From dropping your usual phrase “come on in, guys” to the tribal councils that have turned into long and thoughtful discussions of race and privilege, “Survivor”is clearly examining itself more these days than it did in the past.
Speaking only for myself, I’ve always seen “Survivor” as a reflection of our culture. That is a big part of what has kept me so wildly enthusiastic for 22 years. The game is the MacGuffin. It provides a framework that forces behavior from the players. That human behavior is what we’re after.
When we went back into production for “Survivor 41,” we were in the midst of true cultural upheaval. It was such a powerful time to shoot “Survivor” because we had a group of players who were of the moment and the moment was undeniable. So it was inevitable that those topics would find their way into the game. “Survivor 41” and “Survivor 42” provided some of the most emotional and moving moments of any season in our history.
The great thing about the “Survivor” format is there is so much latitude regarding where you take the show. There are other international versions of “Survivor” that would never let it get political. They want to keep the game fun. We look at it differently. Every single person involved in our storytelling follows the same guiding principle: Tell the story of what happened.
When we spoke years ago, you said you almost left the show after Season 19. What keeps you around?
I love people. I love human behavior. I am fascinated by our decision-making process, our ability to justify our ethics, and our resiliency. At my core, I am a writer first and I love being a part of telling these rich, layered stories of humans taking on a giant adventure and pushing themselves further than they ever knew they could go. This job may not appeal to everyone, but for me I truly believe it’s the greatest professional job I’ll ever have!
One would assume that by this point, you’ve seen it all. How often during the filming of a season are you shocked by something that happens in front of you? Any recent examples?
It’s a great question and it happens frequently.

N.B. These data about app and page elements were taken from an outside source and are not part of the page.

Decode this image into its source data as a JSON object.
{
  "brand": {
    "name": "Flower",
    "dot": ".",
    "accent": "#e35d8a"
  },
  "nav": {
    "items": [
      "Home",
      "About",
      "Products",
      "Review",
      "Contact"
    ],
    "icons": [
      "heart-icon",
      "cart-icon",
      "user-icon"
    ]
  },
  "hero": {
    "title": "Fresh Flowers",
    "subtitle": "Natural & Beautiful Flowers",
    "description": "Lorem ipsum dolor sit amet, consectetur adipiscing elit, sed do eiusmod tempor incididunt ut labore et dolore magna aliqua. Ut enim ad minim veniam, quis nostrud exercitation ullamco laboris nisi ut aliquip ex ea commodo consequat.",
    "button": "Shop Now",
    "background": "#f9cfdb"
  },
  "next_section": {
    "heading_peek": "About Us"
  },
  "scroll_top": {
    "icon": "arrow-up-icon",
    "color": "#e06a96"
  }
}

The moments aren’t always big in scale, but they are clear reminders that no two humans are alike. All the experiences of our lives, from the time we are born, shape us into these unique beings. Which is why you could play the exact same game, beat for beat, year after year, with new players and never get the same result.

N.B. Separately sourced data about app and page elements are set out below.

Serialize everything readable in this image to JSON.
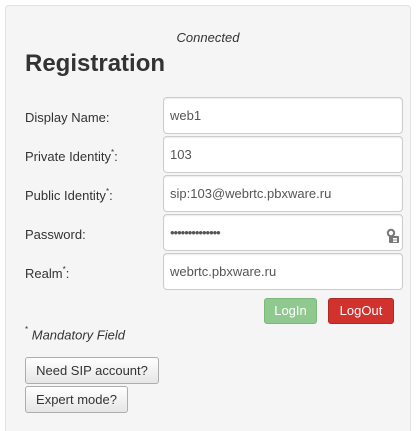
{
  "status": "Connected",
  "title": "Registration",
  "form": {
    "display_name": {
      "label": "Display Name:",
      "value": "web1",
      "required": false
    },
    "private_identity": {
      "label": "Private Identity",
      "suffix": ":",
      "value": "103",
      "required": true
    },
    "public_identity": {
      "label": "Public Identity",
      "suffix": ":",
      "value": "sip:103@webrtc.pbxware.ru",
      "required": true
    },
    "password": {
      "label": "Password:",
      "value": "••••••••••••••",
      "required": false
    },
    "realm": {
      "label": "Realm",
      "suffix": ":",
      "value": "webrtc.pbxware.ru",
      "required": true
    }
  },
  "required_marker": "*",
  "buttons": {
    "login": "LogIn",
    "logout": "LogOut",
    "need_sip_account": "Need SIP account?",
    "expert_mode": "Expert mode?"
  },
  "mandatory_note": "Mandatory Field",
  "icons": {
    "password_manager": "key-icon"
  },
  "colors": {
    "login_button": "#8fc98f",
    "logout_button": "#d2322d",
    "panel_background": "#f5f5f5"
  }
}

What are the show’s priorities going forward from here?
Here’s the truth: We work really hard to deliver a big, prime-time adventure show but with stories that often turn on tiny moments of human behavior. So, for all the talk of game design and twists and advantages, “Survivor” lives and dies with the people we put on the show.

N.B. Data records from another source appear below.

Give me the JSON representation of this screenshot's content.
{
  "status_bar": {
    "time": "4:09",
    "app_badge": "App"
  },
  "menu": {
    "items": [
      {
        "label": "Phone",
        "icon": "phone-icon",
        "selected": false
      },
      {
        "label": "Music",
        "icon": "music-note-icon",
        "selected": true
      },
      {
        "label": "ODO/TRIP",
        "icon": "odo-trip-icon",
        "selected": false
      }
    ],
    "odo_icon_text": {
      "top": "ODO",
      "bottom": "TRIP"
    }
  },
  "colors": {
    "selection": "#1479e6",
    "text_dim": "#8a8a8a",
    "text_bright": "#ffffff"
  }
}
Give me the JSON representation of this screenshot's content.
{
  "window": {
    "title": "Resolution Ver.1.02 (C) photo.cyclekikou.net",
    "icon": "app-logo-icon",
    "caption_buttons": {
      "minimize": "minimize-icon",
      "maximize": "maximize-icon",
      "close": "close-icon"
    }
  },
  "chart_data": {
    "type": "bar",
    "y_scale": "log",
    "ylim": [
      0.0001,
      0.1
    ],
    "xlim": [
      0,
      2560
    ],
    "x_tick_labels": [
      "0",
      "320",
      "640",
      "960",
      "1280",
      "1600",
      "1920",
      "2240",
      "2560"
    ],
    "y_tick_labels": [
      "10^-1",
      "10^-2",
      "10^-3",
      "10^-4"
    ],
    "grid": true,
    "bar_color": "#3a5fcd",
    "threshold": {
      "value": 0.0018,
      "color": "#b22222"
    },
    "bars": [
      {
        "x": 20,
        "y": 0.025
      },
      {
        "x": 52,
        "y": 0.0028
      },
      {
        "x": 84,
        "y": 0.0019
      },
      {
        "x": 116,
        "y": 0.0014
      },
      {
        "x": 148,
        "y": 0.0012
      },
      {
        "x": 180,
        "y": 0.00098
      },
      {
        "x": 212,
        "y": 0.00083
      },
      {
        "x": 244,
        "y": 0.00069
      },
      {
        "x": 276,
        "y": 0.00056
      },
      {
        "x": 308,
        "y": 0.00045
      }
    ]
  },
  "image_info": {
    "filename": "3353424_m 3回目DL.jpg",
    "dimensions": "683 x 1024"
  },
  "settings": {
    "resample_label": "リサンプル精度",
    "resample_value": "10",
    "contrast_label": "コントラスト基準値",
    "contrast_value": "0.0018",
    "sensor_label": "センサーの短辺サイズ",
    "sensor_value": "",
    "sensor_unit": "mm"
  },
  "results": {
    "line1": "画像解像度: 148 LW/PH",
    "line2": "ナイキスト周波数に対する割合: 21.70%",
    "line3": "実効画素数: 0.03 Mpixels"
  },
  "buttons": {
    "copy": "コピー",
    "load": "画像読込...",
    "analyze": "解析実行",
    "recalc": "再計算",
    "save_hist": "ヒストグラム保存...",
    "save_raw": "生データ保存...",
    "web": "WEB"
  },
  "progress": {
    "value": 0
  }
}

We just finished one of our most celebrated seasons, 22 years into our run. It was the people that made it special. So that’s our biggest job. We have to continue to find interesting people who want to take on this once-in-a-lifetime adventure and let us tell their story.